===== DATA TO PROCESS

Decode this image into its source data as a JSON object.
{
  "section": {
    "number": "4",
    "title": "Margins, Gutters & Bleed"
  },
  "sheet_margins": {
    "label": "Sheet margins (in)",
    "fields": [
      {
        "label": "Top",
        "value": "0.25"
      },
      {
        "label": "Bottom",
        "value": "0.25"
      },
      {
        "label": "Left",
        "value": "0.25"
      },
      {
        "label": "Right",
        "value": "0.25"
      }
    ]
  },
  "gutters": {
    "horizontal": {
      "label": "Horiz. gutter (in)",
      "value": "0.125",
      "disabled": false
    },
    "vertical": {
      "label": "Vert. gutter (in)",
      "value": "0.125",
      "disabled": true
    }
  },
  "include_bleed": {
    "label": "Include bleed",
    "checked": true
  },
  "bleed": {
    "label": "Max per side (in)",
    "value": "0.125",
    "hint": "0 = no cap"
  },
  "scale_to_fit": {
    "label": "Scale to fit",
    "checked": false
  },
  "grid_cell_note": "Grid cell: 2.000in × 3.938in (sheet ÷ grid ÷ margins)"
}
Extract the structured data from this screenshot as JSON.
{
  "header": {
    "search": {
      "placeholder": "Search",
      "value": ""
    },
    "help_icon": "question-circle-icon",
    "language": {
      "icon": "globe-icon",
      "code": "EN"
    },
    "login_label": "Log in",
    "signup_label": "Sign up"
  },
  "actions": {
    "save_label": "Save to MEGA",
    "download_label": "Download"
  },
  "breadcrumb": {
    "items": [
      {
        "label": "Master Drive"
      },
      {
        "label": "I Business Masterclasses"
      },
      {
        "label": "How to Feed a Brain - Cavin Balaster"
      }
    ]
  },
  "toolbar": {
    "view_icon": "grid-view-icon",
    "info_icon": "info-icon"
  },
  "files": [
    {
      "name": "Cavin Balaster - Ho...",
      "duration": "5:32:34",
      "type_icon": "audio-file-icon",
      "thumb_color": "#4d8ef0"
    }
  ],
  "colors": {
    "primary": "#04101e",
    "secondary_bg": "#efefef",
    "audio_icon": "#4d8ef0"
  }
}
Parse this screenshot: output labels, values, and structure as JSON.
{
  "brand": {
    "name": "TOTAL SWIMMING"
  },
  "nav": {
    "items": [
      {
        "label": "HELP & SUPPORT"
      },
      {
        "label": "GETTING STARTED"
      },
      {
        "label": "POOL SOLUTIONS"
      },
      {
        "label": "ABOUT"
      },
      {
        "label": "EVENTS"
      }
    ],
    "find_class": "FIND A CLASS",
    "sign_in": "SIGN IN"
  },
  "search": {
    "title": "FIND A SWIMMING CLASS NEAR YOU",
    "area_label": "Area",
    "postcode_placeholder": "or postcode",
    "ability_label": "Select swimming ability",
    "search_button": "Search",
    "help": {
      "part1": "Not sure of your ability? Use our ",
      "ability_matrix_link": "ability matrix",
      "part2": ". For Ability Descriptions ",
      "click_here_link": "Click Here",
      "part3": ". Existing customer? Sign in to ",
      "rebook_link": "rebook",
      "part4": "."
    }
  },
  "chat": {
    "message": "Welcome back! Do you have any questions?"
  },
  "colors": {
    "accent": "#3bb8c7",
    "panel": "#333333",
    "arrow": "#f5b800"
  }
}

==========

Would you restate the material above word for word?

_RESULT_:
Decode this image into its source data as a JSON object.
{
  "section": {
    "number": "4",
    "title": "Margins, Gutters & Bleed"
  },
  "sheet_margins": {
    "label": "Sheet margins (in)",
    "fields": [
      {
        "label": "Top",
        "value": "0.25"
      },
      {
        "label": "Bottom",
        "value": "0.25"
      },
      {
        "label": "Left",
        "value": "0.25"
      },
      {
        "label": "Right",
        "value": "0.25"
      }
    ]
  },
  "gutters": {
    "horizontal": {
      "label": "Horiz. gutter (in)",
      "value": "0.125",
      "disabled": false
    },
    "vertical": {
      "label": "Vert. gutter (in)",
      "value": "0.125",
      "disabled": true
    }
  },
  "include_bleed": {
    "label": "Include bleed",
    "checked": true
  },
  "bleed": {
    "label": "Max per side (in)",
    "value": "0.125",
    "hint": "0 = no cap"
  },
  "scale_to_fit": {
    "label": "Scale to fit",
    "checked": false
  },
  "grid_cell_note": "Grid cell: 2.000in × 3.938in (sheet ÷ grid ÷ margins)"
}
Extract the structured data from this screenshot as JSON.
{
  "header": {
    "search": {
      "placeholder": "Search",
      "value": ""
    },
    "help_icon": "question-circle-icon",
    "language": {
      "icon": "globe-icon",
      "code": "EN"
    },
    "login_label": "Log in",
    "signup_label": "Sign up"
  },
  "actions": {
    "save_label": "Save to MEGA",
    "download_label": "Download"
  },
  "breadcrumb": {
    "items": [
      {
        "label": "Master Drive"
      },
      {
        "label": "I Business Masterclasses"
      },
      {
        "label": "How to Feed a Brain - Cavin Balaster"
      }
    ]
  },
  "toolbar": {
    "view_icon": "grid-view-icon",
    "info_icon": "info-icon"
  },
  "files": [
    {
      "name": "Cavin Balaster - Ho...",
      "duration": "5:32:34",
      "type_icon": "audio-file-icon",
      "thumb_color": "#4d8ef0"
    }
  ],
  "colors": {
    "primary": "#04101e",
    "secondary_bg": "#efefef",
    "audio_icon": "#4d8ef0"
  }
}
Parse this screenshot: output labels, values, and structure as JSON.
{
  "brand": {
    "name": "TOTAL SWIMMING"
  },
  "nav": {
    "items": [
      {
        "label": "HELP & SUPPORT"
      },
      {
        "label": "GETTING STARTED"
      },
      {
        "label": "POOL SOLUTIONS"
      },
      {
        "label": "ABOUT"
      },
      {
        "label": "EVENTS"
      }
    ],
    "find_class": "FIND A CLASS",
    "sign_in": "SIGN IN"
  },
  "search": {
    "title": "FIND A SWIMMING CLASS NEAR YOU",
    "area_label": "Area",
    "postcode_placeholder": "or postcode",
    "ability_label": "Select swimming ability",
    "search_button": "Search",
    "help": {
      "part1": "Not sure of your ability? Use our ",
      "ability_matrix_link": "ability matrix",
      "part2": ". For Ability Descriptions ",
      "click_here_link": "Click Here",
      "part3": ". Existing customer? Sign in to ",
      "rebook_link": "rebook",
      "part4": "."
    }
  },
  "chat": {
    "message": "Welcome back! Do you have any questions?"
  },
  "colors": {
    "accent": "#3bb8c7",
    "panel": "#333333",
    "arrow": "#f5b800"
  }
}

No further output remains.